The U.S. Federal Trade Commission (FTC) announced last week it had sent warning letters to three companies advertising cannabidiol products with unproven claims that their products were able to treat or cure serious ailments and health conditions like multiple sclerosis, colitis, cigarette addiction and diabetes.
Cannabidiol, also known as CBD, is an extract from cannabis plants, including hemp, and is regulated under the Cannabis Act in Canada. CBD is a popular product in North America, with Nielsen forecasting CBD sales of up to US$6 billion in the United States by 2025. In Canada, it is predominantly sold as an oil, oral spray, or gel capsule. Later this year it will become available in edibles like chocolates and beverages and in topical applications.
The fast growth of the market in North America has led to rapid industry expansion, with some companies making health and efficacy claims to promote and differentiate their CBD products. According to the FTC, the companies who received letters from the FTC had websites promoting CBD products for sale in the United States with claims such as “works like magic” to relieve “even the most agonizing pain” better than prescription opioid painkillers. One company claimed its CBD gummies were highly effective at treating “the root cause of most major degenerative diseases, including arthritis, heart disease, fibromyalgia, cancer, asthma, and a wide spectrum of autoimmune disorders.”
The regulatory restrictions in Canada are broad and cover all aspects of promoting cannabis. Trademarks, advertisements, brand elements, and packaging should all be reviewed thoroughly to ensure they do not make deceptive health claims. For example, the Canadian Cannabis Act prohibits the promotion of cannabis in a manner that is false, misleading, or deceptive, or that creates an erroneous impression about the health effects or health risks of the product. This limitation applies to CBD products sold for non-medical purposes through authorized licensed sellers and cannabis obtained via a health care practitioner’s authorization for medical use. Similarly, the Cannabis Regulations coming into force in October will prohibit express or implied representations of cannabis products (including foods, beverages, and topicals) that could create the impression of any “health or cosmetic benefits”.
CBD-containing health products such as prescription drugs and medical devices can be marketed with health claims under the Food and Drugs Act. However, they must be approved by Health Canada and meet a number of additional stringent requirements. Health Canada may introduce a new category of health products containing cannabis and cannabidiol, known as Cannabis Health Products (CHPs). These products would not require practitioner oversight, but would allow producers to make some health-related claims in Canada. Health Canada conducted a consultation this summer on CHPs and has not yet released further information.

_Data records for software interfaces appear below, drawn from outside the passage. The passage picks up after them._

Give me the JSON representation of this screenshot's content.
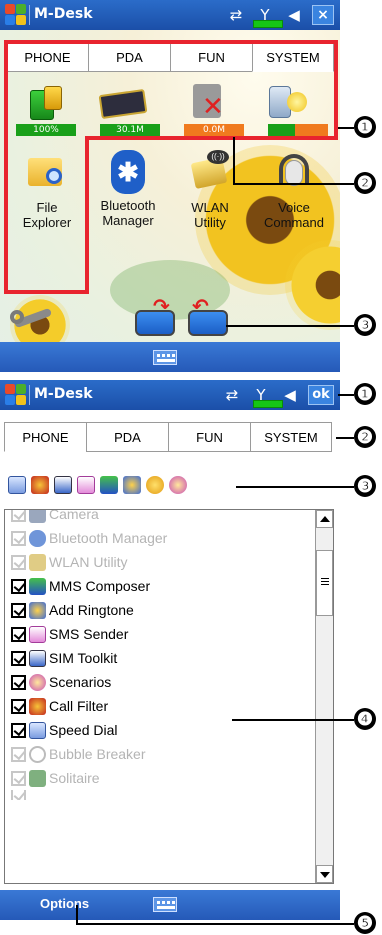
{
  "top_screen": {
    "title": "M-Desk",
    "tabs": [
      "PHONE",
      "PDA",
      "FUN",
      "SYSTEM"
    ],
    "status_bars": [
      {
        "label": "100%",
        "color": "#19a019",
        "fill": 1.0
      },
      {
        "label": "30.1M",
        "color": "#19a019",
        "fill": 1.0
      },
      {
        "label": "0.0M",
        "color": "#f07a1e",
        "fill": 1.0
      },
      {
        "label": "",
        "color": "#19a019",
        "fill": 0.45
      }
    ],
    "apps": [
      {
        "label_line1": "File",
        "label_line2": "Explorer",
        "icon": "folder-search-icon"
      },
      {
        "label_line1": "Bluetooth",
        "label_line2": "Manager",
        "icon": "bluetooth-icon"
      },
      {
        "label_line1": "WLAN",
        "label_line2": "Utility",
        "icon": "wifi-icon"
      },
      {
        "label_line1": "Voice",
        "label_line2": "Command",
        "icon": "headset-icon"
      }
    ]
  },
  "bottom_screen": {
    "title": "M-Desk",
    "ok_label": "ok",
    "tabs": [
      "PHONE",
      "PDA",
      "FUN",
      "SYSTEM"
    ],
    "list_items": [
      {
        "label": "Camera",
        "enabled": false
      },
      {
        "label": "Bluetooth Manager",
        "enabled": false
      },
      {
        "label": "WLAN Utility",
        "enabled": false
      },
      {
        "label": "MMS Composer",
        "enabled": true
      },
      {
        "label": "Add Ringtone",
        "enabled": true
      },
      {
        "label": "SMS Sender",
        "enabled": true
      },
      {
        "label": "SIM Toolkit",
        "enabled": true
      },
      {
        "label": "Scenarios",
        "enabled": true
      },
      {
        "label": "Call Filter",
        "enabled": true
      },
      {
        "label": "Speed Dial",
        "enabled": true
      },
      {
        "label": "Bubble Breaker",
        "enabled": false
      },
      {
        "label": "Solitaire",
        "enabled": false
      }
    ],
    "options_label": "Options"
  },
  "callouts": {
    "c1_top": "❶",
    "c2_top": "❷",
    "c3_top": "❸",
    "c1_bottom": "❶",
    "c2_bottom": "❷",
    "c3_bottom": "❸",
    "c4_bottom": "❹",
    "c5_bottom": "❺"
  },
  "colors": {
    "title_bar": "#1b4fa8",
    "highlight_box": "#e8242e"
  }
}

Generally, Canadian producers of CBD-based products should be aware of the stringent limitations on how they can market and sell their products. Government regulators, including Health Canada and the FTC in the United States, are watching the market closely. They are not the only regulators with an eye on this sphere. The U.S. Food and Drug Administration announced in July that it sent a warning to a company selling CBD products with unsubstantiated health claims.
Changes are occurring at a rapid pace in the Canadian cannabis space: the market for CBD continues to expand, upcoming regulatory changes will permit edible CBD and cannabis products, and Health Canada may introduce CHPs. As these changes occur and the market matures, government regulators on both sides of the border may move from warning letters to more aggressive enforcement methods in order to ensure both fair competition and the safety of consumers.